Originally denoted a person from Aieta, Italy, a place name derived from Greek αετος (aetos)
Denoted a person from Arendonk, a town between in northern Belgium. It is derived from arend
"eagle" and donk
From the name of a town in Cambridgeshire, originally meaning "Earna's settlement" in Old English (Earna
being a person's nickname meaning "eagle").
Occupational name for a person who raised or hunted birds.
in Czech, referring to a type of bird in the finch family.
Derived from the medieval nickname cok
meaning "rooster, cock"
. The nickname was commonly added to given names to create diminutives such as Hancock
From a derivative of Italian colomba "dove"
indicating a house where doves were held.
Either from Italian colomba "dove"
indicating a dove keeper, or from the given name COLOMBO
, which is derived from the same word. This was the Italian surname of the 15th-century explorer Christopher Columbus.
Nickname derived from Italian corvo
From a place name derived from Old English crawa
"crow" and ford
Derived from the Old Norse byname Draki
or the Old English byname Draca

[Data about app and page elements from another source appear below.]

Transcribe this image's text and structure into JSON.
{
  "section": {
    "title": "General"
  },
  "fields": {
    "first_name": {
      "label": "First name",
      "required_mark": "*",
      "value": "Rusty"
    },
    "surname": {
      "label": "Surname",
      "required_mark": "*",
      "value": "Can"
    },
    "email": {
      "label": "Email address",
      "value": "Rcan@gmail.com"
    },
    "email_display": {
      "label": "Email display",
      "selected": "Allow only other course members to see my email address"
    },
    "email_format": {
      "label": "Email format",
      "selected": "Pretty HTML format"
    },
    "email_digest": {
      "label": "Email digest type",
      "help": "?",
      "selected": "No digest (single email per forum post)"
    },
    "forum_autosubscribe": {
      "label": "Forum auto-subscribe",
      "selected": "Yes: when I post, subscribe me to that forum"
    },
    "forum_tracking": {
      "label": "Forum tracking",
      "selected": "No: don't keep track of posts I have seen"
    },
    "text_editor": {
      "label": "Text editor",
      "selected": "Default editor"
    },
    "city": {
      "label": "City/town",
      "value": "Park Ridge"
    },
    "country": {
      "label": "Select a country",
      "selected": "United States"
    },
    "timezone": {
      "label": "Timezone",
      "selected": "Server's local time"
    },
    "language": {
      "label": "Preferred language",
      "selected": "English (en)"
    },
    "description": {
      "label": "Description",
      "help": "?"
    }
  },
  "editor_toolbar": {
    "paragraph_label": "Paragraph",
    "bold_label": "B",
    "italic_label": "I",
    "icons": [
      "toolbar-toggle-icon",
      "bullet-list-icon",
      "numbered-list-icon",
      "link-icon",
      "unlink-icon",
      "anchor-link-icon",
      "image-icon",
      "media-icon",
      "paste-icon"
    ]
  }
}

both meaning "dragon"
, both via Latin from Greek δρακων (drakon)
meaning "dragon, serpent".
Derived from Italian falco "falcon"
. The name was used to denote a falconer or a person who resembled a falcon in some way.

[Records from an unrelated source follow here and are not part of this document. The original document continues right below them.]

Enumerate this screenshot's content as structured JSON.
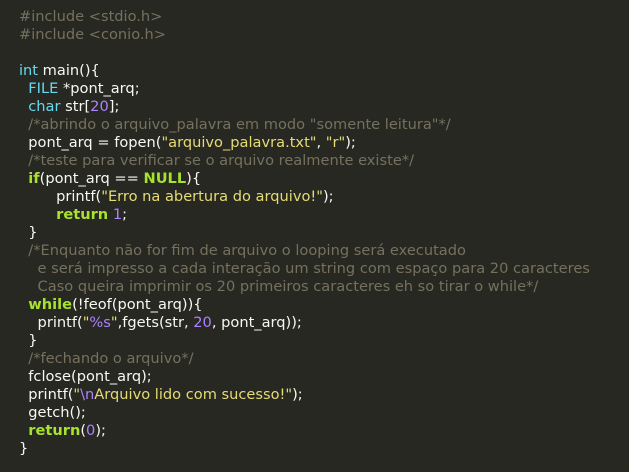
{
  "editor": {
    "background": "#272822",
    "lines": [
      [
        {
          "t": "#include <stdio.h>",
          "c": "preproc"
        }
      ],
      [
        {
          "t": "#include <conio.h>",
          "c": "preproc"
        }
      ],
      [
        {
          "t": "",
          "c": "plain"
        }
      ],
      [
        {
          "t": "int",
          "c": "type"
        },
        {
          "t": " main(){",
          "c": "plain"
        }
      ],
      [
        {
          "t": "  ",
          "c": "plain"
        },
        {
          "t": "FILE",
          "c": "type"
        },
        {
          "t": " *pont_arq;",
          "c": "plain"
        }
      ],
      [
        {
          "t": "  ",
          "c": "plain"
        },
        {
          "t": "char",
          "c": "type"
        },
        {
          "t": " str[",
          "c": "plain"
        },
        {
          "t": "20",
          "c": "number"
        },
        {
          "t": "];",
          "c": "plain"
        }
      ],
      [
        {
          "t": "  /*abrindo o arquivo_palavra em modo \"somente leitura\"*/",
          "c": "comment"
        }
      ],
      [
        {
          "t": "  pont_arq = fopen(",
          "c": "plain"
        },
        {
          "t": "\"arquivo_palavra.txt\"",
          "c": "string"
        },
        {
          "t": ", ",
          "c": "plain"
        },
        {
          "t": "\"r\"",
          "c": "string"
        },
        {
          "t": ");",
          "c": "plain"
        }
      ],
      [
        {
          "t": "  /*teste para verificar se o arquivo realmente existe*/",
          "c": "comment"
        }
      ],
      [
        {
          "t": "  ",
          "c": "plain"
        },
        {
          "t": "if",
          "c": "keyword"
        },
        {
          "t": "(pont_arq == ",
          "c": "plain"
        },
        {
          "t": "NULL",
          "c": "constant"
        },
        {
          "t": "){",
          "c": "plain"
        }
      ],
      [
        {
          "t": "        printf(",
          "c": "plain"
        },
        {
          "t": "\"Erro na abertura do arquivo!\"",
          "c": "string"
        },
        {
          "t": ");",
          "c": "plain"
        }
      ],
      [
        {
          "t": "        ",
          "c": "plain"
        },
        {
          "t": "return",
          "c": "keyword"
        },
        {
          "t": " ",
          "c": "plain"
        },
        {
          "t": "1",
          "c": "number"
        },
        {
          "t": ";",
          "c": "plain"
        }
      ],
      [
        {
          "t": "  }",
          "c": "plain"
        }
      ],
      [
        {
          "t": "  /*Enquanto não for fim de arquivo o looping será executado",
          "c": "comment"
        }
      ],
      [
        {
          "t": "    e será impresso a cada interação um string com espaço para 20 caracteres",
          "c": "comment"
        }
      ],
      [
        {
          "t": "    Caso queira imprimir os 20 primeiros caracteres eh so tirar o while*/",
          "c": "comment"
        }
      ],
      [
        {
          "t": "  ",
          "c": "plain"
        },
        {
          "t": "while",
          "c": "keyword"
        },
        {
          "t": "(!feof(pont_arq)){",
          "c": "plain"
        }
      ],
      [
        {
          "t": "    printf(",
          "c": "plain"
        },
        {
          "t": "\"",
          "c": "string"
        },
        {
          "t": "%s",
          "c": "format"
        },
        {
          "t": "\"",
          "c": "string"
        },
        {
          "t": ",fgets(str, ",
          "c": "plain"
        },
        {
          "t": "20",
          "c": "number"
        },
        {
          "t": ", pont_arq));",
          "c": "plain"
        }
      ],
      [
        {
          "t": "  }",
          "c": "plain"
        }
      ],
      [
        {
          "t": "  /*fechando o arquivo*/",
          "c": "comment"
        }
      ],
      [
        {
          "t": "  fclose(pont_arq);",
          "c": "plain"
        }
      ],
      [
        {
          "t": "  printf(",
          "c": "plain"
        },
        {
          "t": "\"",
          "c": "string"
        },
        {
          "t": "\\n",
          "c": "escape"
        },
        {
          "t": "Arquivo lido com sucesso!\"",
          "c": "string"
        },
        {
          "t": ");",
          "c": "plain"
        }
      ],
      [
        {
          "t": "  getch();",
          "c": "plain"
        }
      ],
      [
        {
          "t": "  ",
          "c": "plain"
        },
        {
          "t": "return",
          "c": "keyword"
        },
        {
          "t": "(",
          "c": "plain"
        },
        {
          "t": "0",
          "c": "number"
        },
        {
          "t": ");",
          "c": "plain"
        }
      ],
      [
        {
          "t": "}",
          "c": "plain"
        }
      ]
    ]
  }
}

FAULKNER English, Scottish
Occupational name meaning "keeper of falcons"
, from Middle English and Scots faulcon
, from Late Latin falco

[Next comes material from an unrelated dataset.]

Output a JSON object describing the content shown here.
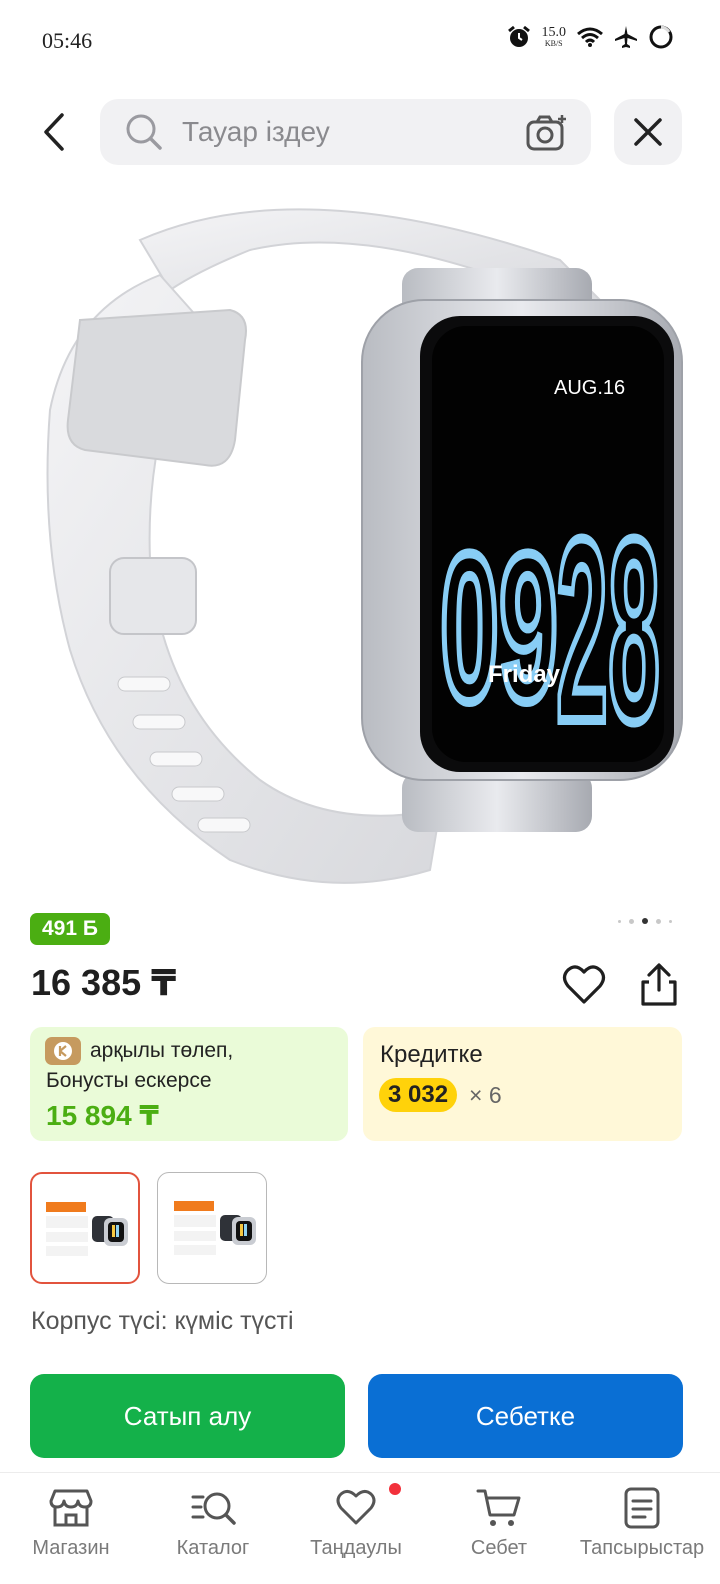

, of Germanic origin.
From Greek φλωρος (phloros)
, derived from classical Greek χλωρος (chloros)
Occupational name for a fowler or birdcatcher, ultimately derived from Old English fugol
From the name of the English town of Foulden, Norfolk, meaning "bird hill" in Old English.
GALLO Italian, Spanish
, ultimately from Latin gallus
. This was a nickname for a proud person.
in German, a nickname for a greedy person.
From a nickname for a proud or pugnacious person, from Old High German hano
meaning "rooster, cock"
Originally a nickname for a person who had a hawk-like appearance or who acted in a fierce manner, derived from Old English heafoc "hawk"
From a diminutive of HAWK
. A famous bearer was the British physicist Stephen Hawking (1942-2018).
Originally indicated a person from various Polish towns named Jaskółki
, derived from Polish jaskółka
in Ukrainian, a nickname for a proud person.
MERLO Italian, Spanish
, ultimately from Latin merula
. The blackbird is a symbol of a naive person.
Patronymic derived from the Russian nickname Орёл (Oryol)
Ó SEIGHIN Irish
Means "descendant of Seighin"
. The given name Seighin
means "small hawk" from Old Irish séigene
From Italian palombo
(also "dogfish"). This form is typical of southern Italy.
in Italian. It was originally a nickname for a proud or haughty person.
From Middle English pecok
. It was originally a nickname for a proud or haughty person.
From Italian pica
. This probably denoted someone who was talkative or prone to stealing, although it may have described someone's unusual colouring. The Spanish painter and sculptor Pablo Picasso (1881-1973) was a famous bearer of this name.
Derived from Old French poule
. It was most likely used to denote a person who raised or sold poultry.
RAPP (2) German
From Middle High German raben
, a nickname for a person with black hair.
in German, a nickname for a person with long legs.
From the name of a town in southern Germany, possibly related to German Schwan
SOKOL Czech, Jewish
From Czech sokol
, a nickname or an occupational name for a falconer. As a Jewish name it is ornamental.
Usually refers to the city of Sokołów Podlaski in Poland. It may sometimes be derived from Polish sokół
From a diminutive of Polish sowa
From Middle English sparewe "sparrow"
and the diminutive suffix -ling
From Hungarian szarka
, often used as a euphemistic term for a thief.
From a nickname meaning meaning "dove"
From Middle English tele
meaning "teal, duck"
From Old English þrostle
meaning "song thrush"
, referring to a cheerful person.
in Italian, either a nickname for a person who resembled a bird or an occupational name for a birdcatcher.
VOGEL German, Dutch
From Old High German and Old Dutch fogal
. It was originally an occupational name for a bird catcher, or a nickname for a person who liked to sing.
From a nickname derived from Czech vrabec
Ornamental name derived from German Wald
meaning "forest" and Vogel
Possibly derived from a German place name Falkenhorst
, from Falken
meaning "falcons" and Horst
in Polish, a nickname for a tall person.